Finegold SM, Sutter VL, Boyle JD, Shimada K. The normal flora of ileostomy and transverse colostomy effluents. J Infect Dis. 1970;122:376–81.
Hartman AL, Lough DM, Barupal DK, Fiehn O, Fishbein T, Zasloff M, et al. Human gut microbiome adopts an alternative state following small bowel transplantation. Proc Natl Acad Sci U S A. 2009;106:17187–92.
Dethlefsen L, Huse S, Sogin ML, Relman DA. The pervasive effects of an antibiotic on the human gut microbiota, as revealed by deep 16S rRNA sequencing. PLoS Biol. 2008;6:e280.
Holt H, Lewis D, White L, Bastable S, Reeves D. Effect of oral ciprofloxacin on the faecal flora of healthy volunteers.
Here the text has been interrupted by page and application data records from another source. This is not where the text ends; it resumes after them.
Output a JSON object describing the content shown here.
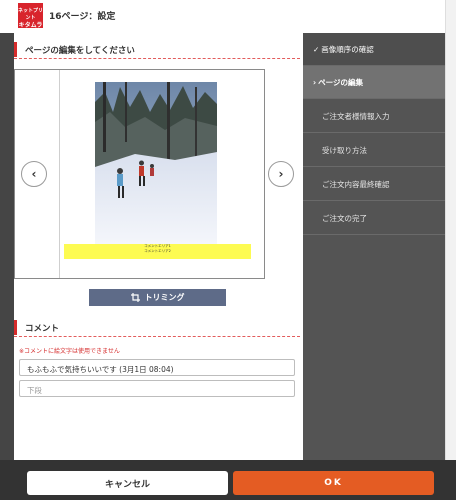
{
  "header": {
    "logo_top": "ネットプリント",
    "logo_main": "キタムラ",
    "title": "16ページ：設定"
  },
  "edit_section": {
    "heading": "ページの編集をしてください",
    "prev_icon": "chevron-left",
    "next_icon": "chevron-right",
    "comment_area_1": "コメントエリア1",
    "comment_area_2": "コメントエリア2",
    "trim_label": "トリミング",
    "trim_icon": "crop-icon"
  },
  "comment_section": {
    "heading": "コメント",
    "notice": "※コメントに絵文字は使用できません",
    "upper_value": "もふもふで気持ちいいです (3月1日 08:04)",
    "lower_placeholder": "下段"
  },
  "steps": [
    {
      "label": "画像順序の確認",
      "state": "done",
      "icon": "check"
    },
    {
      "label": "ページの編集",
      "state": "current",
      "icon": "chevron-right"
    },
    {
      "label": "ご注文者様情報入力",
      "state": "todo"
    },
    {
      "label": "受け取り方法",
      "state": "todo"
    },
    {
      "label": "ご注文内容最終確認",
      "state": "todo"
    },
    {
      "label": "ご注文の完了",
      "state": "todo"
    }
  ],
  "footer": {
    "cancel_label": "キャンセル",
    "ok_label": "OK"
  },
  "colors": {
    "brand_red": "#d8242c",
    "ok_orange": "#e45c23",
    "trim_blue": "#5e6b88",
    "caption_yellow": "#fdfb52"
  }
}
Eur J Clin Microbiol. 1986;5:201–5.
Donskey CJ, Helfand MS, Pultz NJ, Rice LB. Effect of parenteral fluoroquinolone administration on persistence of vancomycin-resistant Enterococcus faecium in the mouse gastrointestinal tract. Antimicrob Agents Chemother. 2004;48:326–8.
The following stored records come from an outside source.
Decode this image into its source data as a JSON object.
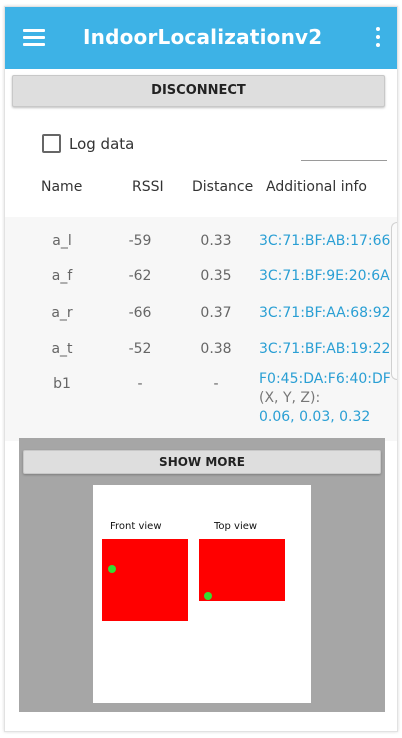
{
  "app": {
    "title": "IndoorLocalizationv2",
    "menu_icon": "hamburger-menu-icon",
    "overflow_icon": "more-vert-icon",
    "accent_color": "#3db2e6"
  },
  "actions": {
    "disconnect_label": "DISCONNECT",
    "log_data_label": "Log data",
    "log_data_checked": false,
    "show_more_label": "SHOW MORE"
  },
  "table": {
    "headers": {
      "name": "Name",
      "rssi": "RSSI",
      "distance": "Distance",
      "info": "Additional info"
    },
    "rows": [
      {
        "name": "a_l",
        "rssi": "-59",
        "distance": "0.33",
        "info": "3C:71:BF:AB:17:66"
      },
      {
        "name": "a_f",
        "rssi": "-62",
        "distance": "0.35",
        "info": "3C:71:BF:9E:20:6A"
      },
      {
        "name": "a_r",
        "rssi": "-66",
        "distance": "0.37",
        "info": "3C:71:BF:AA:68:92"
      },
      {
        "name": "a_t",
        "rssi": "-52",
        "distance": "0.38",
        "info": "3C:71:BF:AB:19:22"
      },
      {
        "name": "b1",
        "rssi": "-",
        "distance": "-",
        "info": "F0:45:DA:F6:40:DF",
        "coords_label": "(X, Y, Z):",
        "coords": "0.06, 0.03, 0.32"
      }
    ]
  },
  "visualization": {
    "front_view_label": "Front view",
    "top_view_label": "Top view",
    "box_color": "#ff0000",
    "marker_color": "#33dd33"
  }
}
Lewis BB, Buffie CG, Carter R, Leiner I, Toussaint NC, Miller L, et al. Loss of microbiota-mediated colonization resistance to Clostridium difficile infection is greater following oral vancomycin as compared with metronidazole. J Infect Dis. 2015;jiv256.
Moellering RC. Pharmacokinetics of vancomycin. J Antimicrob Chemother. 1984;14:43–52.
Donskey CJ, Chowdhry TK, Hecker MT, Hoyen CK, Hanrahan JA, Hujer AM, et al. Effect of antibiotic therapy on the density of vancomycin-resistant enterococci in the stool of colonized patients. New Engl J Med. 2000;343:1925–32.
Pultz NJ, Stiefel U, Subramanyan S, Helfand MS, Donskey CJ. Mechanisms by which anaerobic microbiota inhibit the establishment in mice of intestinal colonization by vancomycin-resistant Enterococcus. J Infect Dis. 2005;191:949–56.
Van Nood E, Vrieze A, Nieuwdorp M, Fuentes S, Zoetendal EG, de Vos WM, et al. Duodenal infusion of donor feces for recurrent Clostridium difficile. N Engl J Med. 2013;368:407–15.
Petrof EO, Gloor GB, Vanner SJ, Weese SJ, Carter D, Daigneault MC, et al. Stool substitute transplant therapy for the eradication of Clostridium difficile infection: “RePOOPulating” the gut. Microbiome. 2013;1:1–12.
The authors declare that they have no competing interests.
Both authors read and approved the final manuscript.
About this article
- Hematopoietic Stem Cell Transplantation
- Bloodstream Infection
- Allogeneic Hematopoietic Stem Cell Transplantation
- Fecal Microbiota Transplantation